== MATERIAL PROVIDED ==

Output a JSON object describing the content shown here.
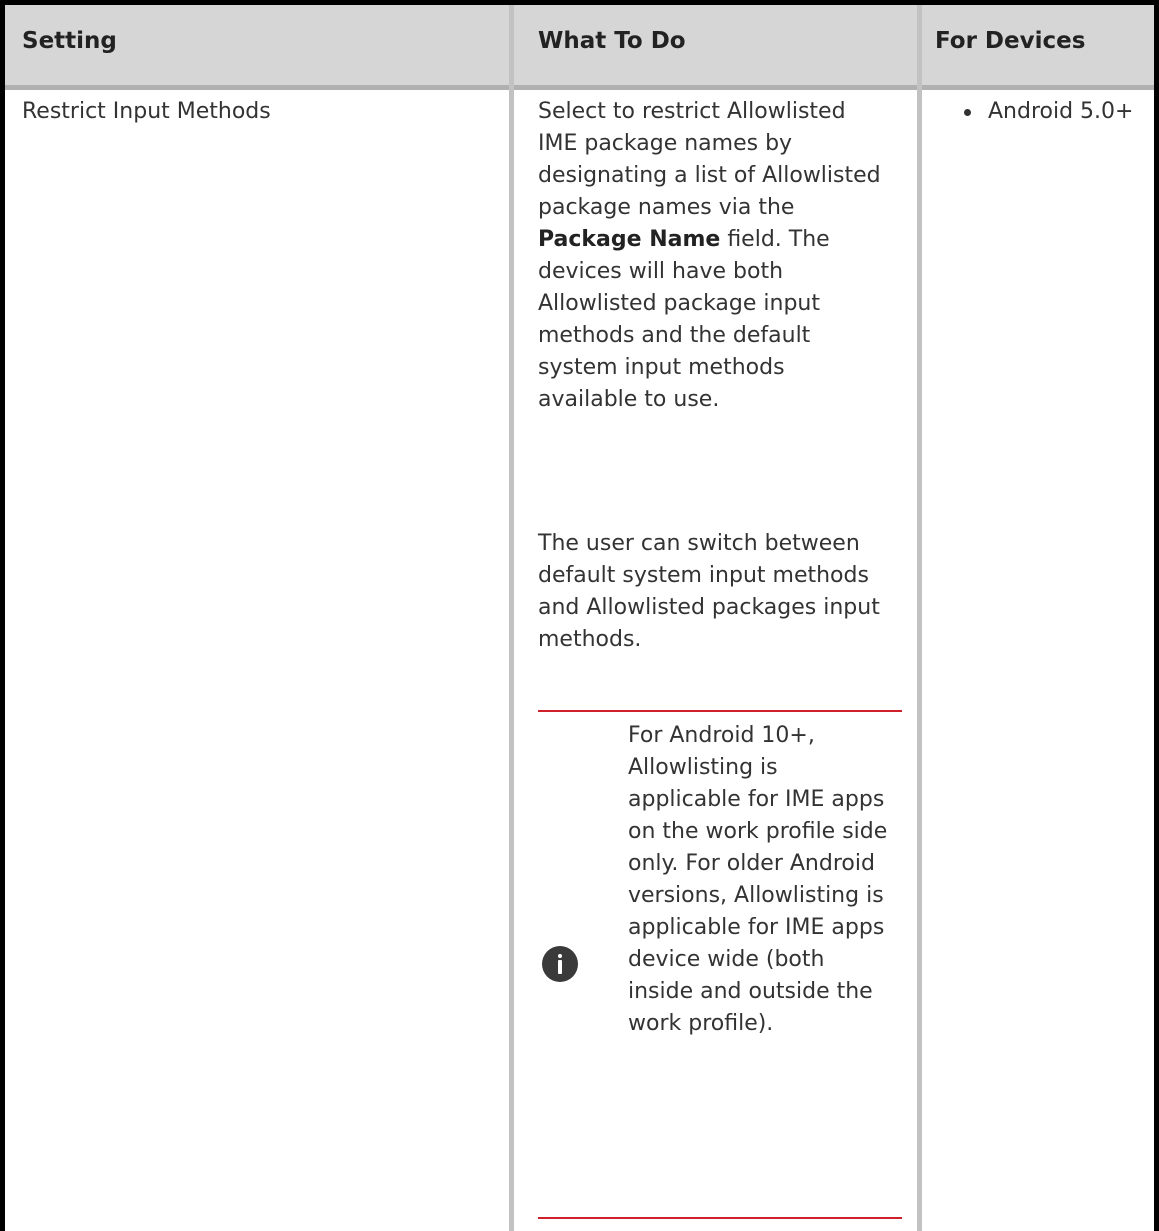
{
  "table": {
    "headers": {
      "setting": "Setting",
      "what_to_do": "What To Do",
      "for_devices": "For Devices"
    },
    "row": {
      "setting_name": "Restrict Input Methods",
      "what_to_do": {
        "para1_before": "Select to restrict Allowlisted IME package names by designating a list of Allowlisted package names via the ",
        "para1_bold": "Package Name",
        "para1_after": " field. The devices will have both Allowlisted package input methods and the default system input methods available to use.",
        "para2": "The user can switch between default system input methods and Allowlisted packages input methods.",
        "note": "For Android 10+, Allowlisting is applicable for IME apps on the work profile side only. For older Android versions, Allowlisting is applicable for IME apps device wide (both inside and outside the work profile)."
      },
      "devices": [
        "Android 5.0+"
      ]
    }
  },
  "icons": {
    "note_icon": "info-icon"
  },
  "colors": {
    "header_bg": "#d6d6d6",
    "note_rule": "#d0202a",
    "icon_bg": "#3a3a3a"
  }
}
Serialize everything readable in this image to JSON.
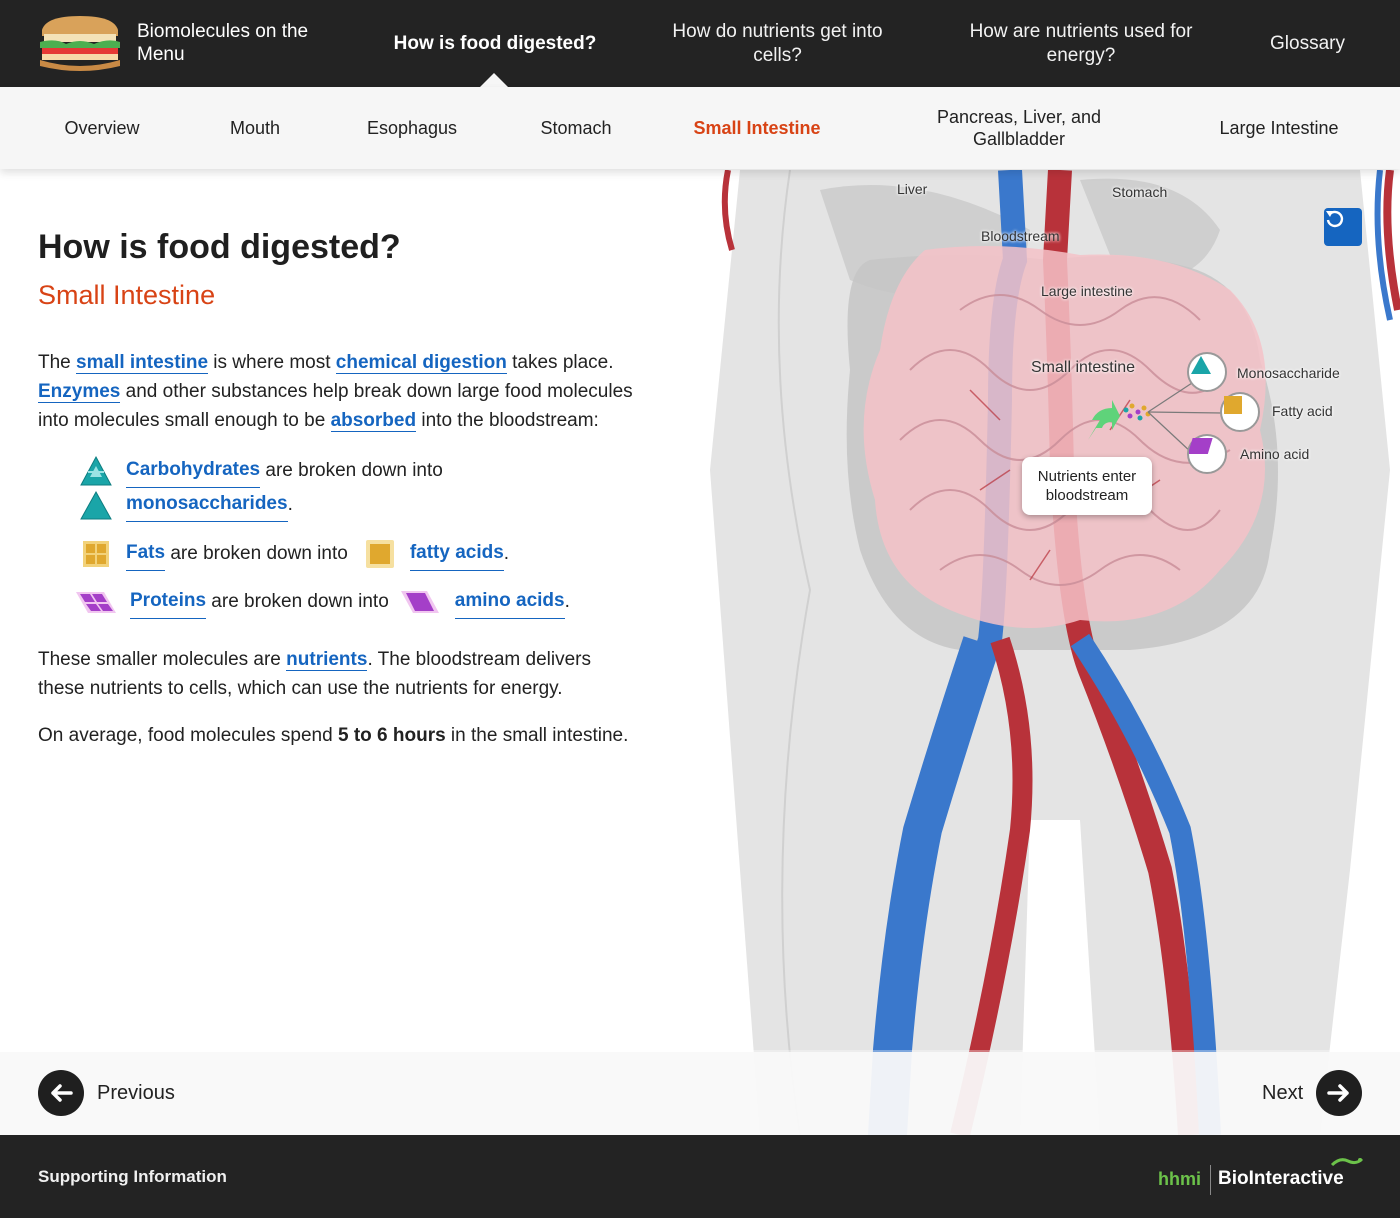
{
  "topnav": {
    "brand": "Biomolecules on the Menu",
    "items": [
      "How is food digested?",
      "How do nutrients get into cells?",
      "How are nutrients used for energy?",
      "Glossary"
    ]
  },
  "subnav": {
    "items": [
      "Overview",
      "Mouth",
      "Esophagus",
      "Stomach",
      "Small Intestine",
      "Pancreas, Liver, and Gallbladder",
      "Large Intestine"
    ]
  },
  "content": {
    "title": "How is food digested?",
    "subtitle": "Small Intestine",
    "p1": {
      "t1": "The ",
      "term1": "small intestine",
      "t2": " is where most ",
      "term2": "chemical digestion",
      "t3": " takes place.",
      "term3": "Enzymes",
      "t4": " and other substances help break down large food molecules into molecules small enough to be ",
      "term4": "absorbed",
      "t5": " into the bloodstream:"
    },
    "list": {
      "carb": "Carbohydrates",
      "carb_mid": " are broken down into",
      "mono": "monosaccharides",
      "dot": ".",
      "fats": "Fats",
      "fats_mid": " are broken down into",
      "fatty": "fatty acids",
      "prot": "Proteins",
      "prot_mid": " are broken down into",
      "amino": "amino acids"
    },
    "p2": {
      "t1": "These smaller molecules are ",
      "term": "nutrients",
      "t2": ". The bloodstream delivers these nutrients to cells, which can use the nutrients for energy."
    },
    "p3": {
      "t1": "On average, food molecules spend ",
      "bold": "5 to 6 hours",
      "t2": " in the small intestine."
    }
  },
  "diagram": {
    "labels": {
      "liver": "Liver",
      "stomach": "Stomach",
      "bloodstream": "Bloodstream",
      "large_intestine": "Large intestine",
      "small_intestine": "Small intestine",
      "monosaccharide": "Monosaccharide",
      "fatty_acid": "Fatty acid",
      "amino_acid": "Amino acid"
    },
    "bubble": "Nutrients enter bloodstream",
    "colors": {
      "artery": "#b8323a",
      "vein": "#3a78cc",
      "intestine": "#f5c4cc",
      "body": "#d9d9d9"
    }
  },
  "pager": {
    "previous": "Previous",
    "next": "Next"
  },
  "footer": {
    "support": "Supporting Information",
    "hhmi": "hhmi",
    "brand": "BioInteractive"
  },
  "colors": {
    "accent": "#d84315",
    "link": "#1565c0",
    "dark": "#232323"
  }
}
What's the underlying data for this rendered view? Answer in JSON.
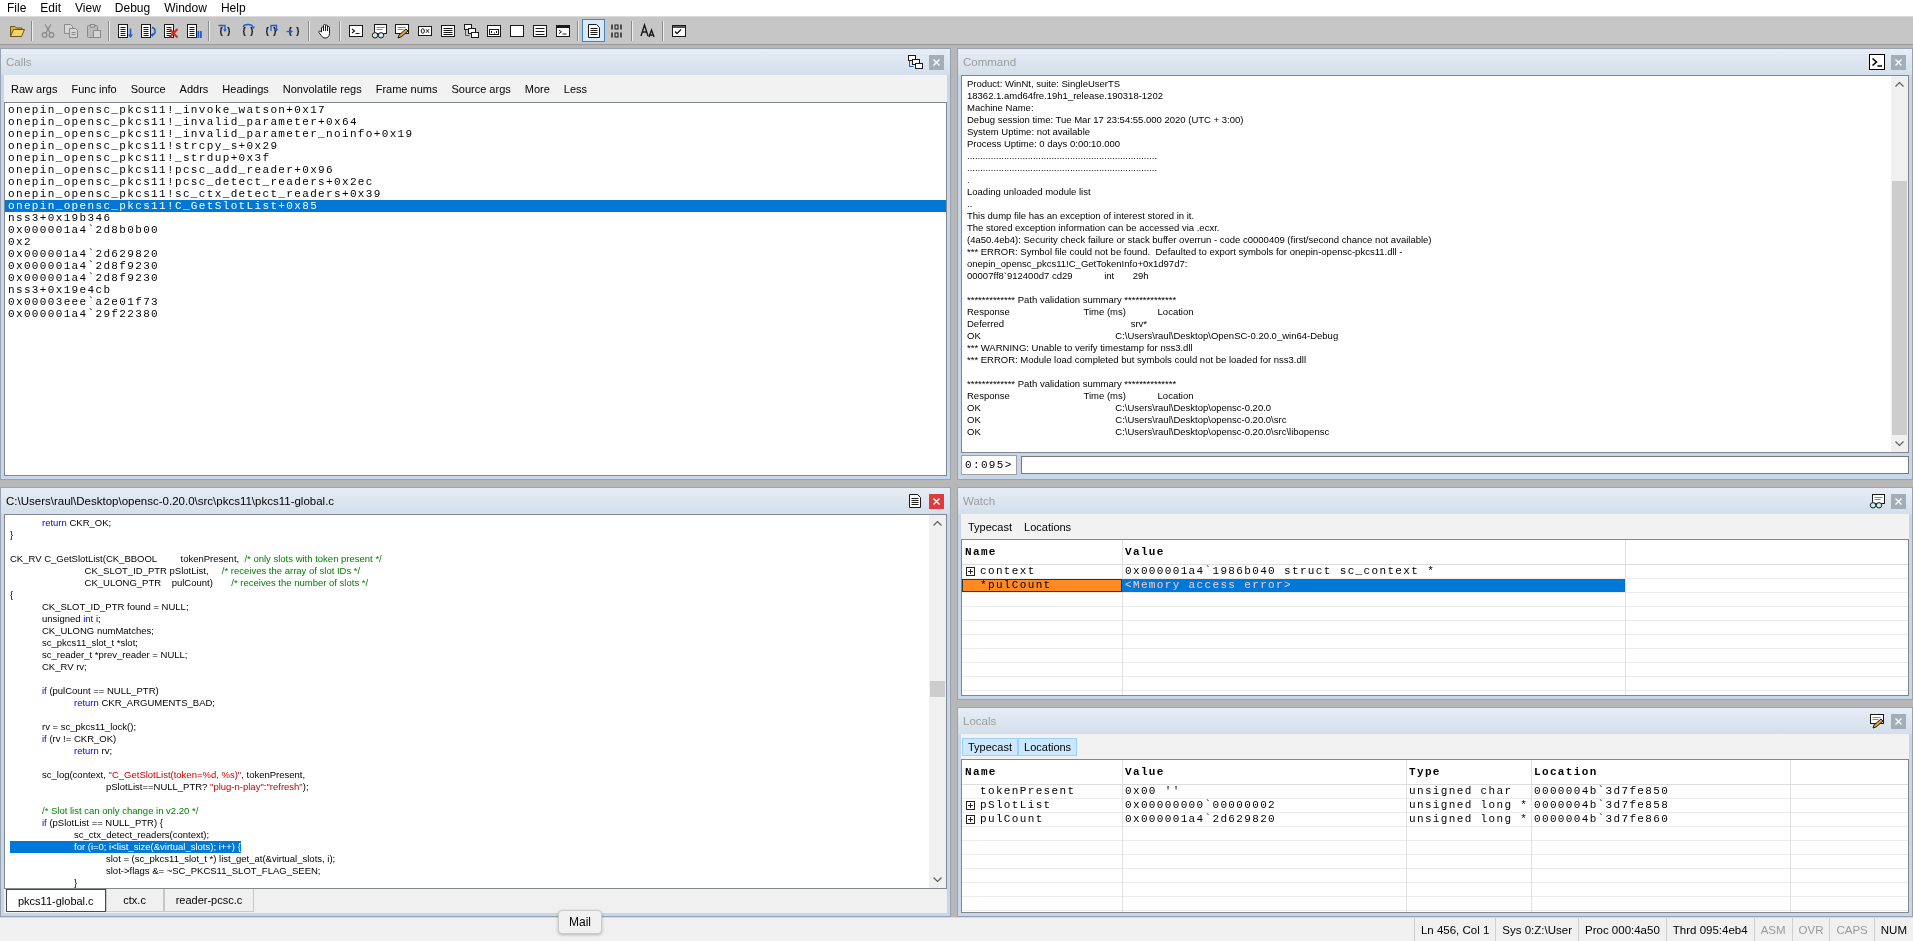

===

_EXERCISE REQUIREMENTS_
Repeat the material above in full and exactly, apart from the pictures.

_TASK SOLUTION_
Output a JSON object describing the content shown here.
{
  "table": {
    "headers": {
      "setting": "Setting",
      "what_to_do": "What To Do",
      "for_devices": "For Devices"
    },
    "row": {
      "setting_name": "Restrict Input Methods",
      "what_to_do": {
        "para1_before": "Select to restrict Allowlisted IME package names by designating a list of Allowlisted package names via the ",
        "para1_bold": "Package Name",
        "para1_after": " field. The devices will have both Allowlisted package input methods and the default system input methods available to use.",
        "para2": "The user can switch between default system input methods and Allowlisted packages input methods.",
        "note": "For Android 10+, Allowlisting is applicable for IME apps on the work profile side only. For older Android versions, Allowlisting is applicable for IME apps device wide (both inside and outside the work profile)."
      },
      "devices": [
        "Android 5.0+"
      ]
    }
  },
  "icons": {
    "note_icon": "info-icon"
  },
  "colors": {
    "header_bg": "#d6d6d6",
    "note_rule": "#d0202a",
    "icon_bg": "#3a3a3a"
  }
}
Serialize everything readable in this image to JSON.
{
  "topnav": {
    "brand": "Biomolecules on the Menu",
    "items": [
      "How is food digested?",
      "How do nutrients get into cells?",
      "How are nutrients used for energy?",
      "Glossary"
    ]
  },
  "subnav": {
    "items": [
      "Overview",
      "Mouth",
      "Esophagus",
      "Stomach",
      "Small Intestine",
      "Pancreas, Liver, and Gallbladder",
      "Large Intestine"
    ]
  },
  "content": {
    "title": "How is food digested?",
    "subtitle": "Small Intestine",
    "p1": {
      "t1": "The ",
      "term1": "small intestine",
      "t2": " is where most ",
      "term2": "chemical digestion",
      "t3": " takes place.",
      "term3": "Enzymes",
      "t4": " and other substances help break down large food molecules into molecules small enough to be ",
      "term4": "absorbed",
      "t5": " into the bloodstream:"
    },
    "list": {
      "carb": "Carbohydrates",
      "carb_mid": " are broken down into",
      "mono": "monosaccharides",
      "dot": ".",
      "fats": "Fats",
      "fats_mid": " are broken down into",
      "fatty": "fatty acids",
      "prot": "Proteins",
      "prot_mid": " are broken down into",
      "amino": "amino acids"
    },
    "p2": {
      "t1": "These smaller molecules are ",
      "term": "nutrients",
      "t2": ". The bloodstream delivers these nutrients to cells, which can use the nutrients for energy."
    },
    "p3": {
      "t1": "On average, food molecules spend ",
      "bold": "5 to 6 hours",
      "t2": " in the small intestine."
    }
  },
  "diagram": {
    "labels": {
      "liver": "Liver",
      "stomach": "Stomach",
      "bloodstream": "Bloodstream",
      "large_intestine": "Large intestine",
      "small_intestine": "Small intestine",
      "monosaccharide": "Monosaccharide",
      "fatty_acid": "Fatty acid",
      "amino_acid": "Amino acid"
    },
    "bubble": "Nutrients enter bloodstream",
    "colors": {
      "artery": "#b8323a",
      "vein": "#3a78cc",
      "intestine": "#f5c4cc",
      "body": "#d9d9d9"
    }
  },
  "pager": {
    "previous": "Previous",
    "next": "Next"
  },
  "footer": {
    "support": "Supporting Information",
    "hhmi": "hhmi",
    "brand": "BioInteractive"
  },
  "colors": {
    "accent": "#d84315",
    "link": "#1565c0",
    "dark": "#232323"
  }
}
What's the underlying data for this rendered view? Answer in JSON.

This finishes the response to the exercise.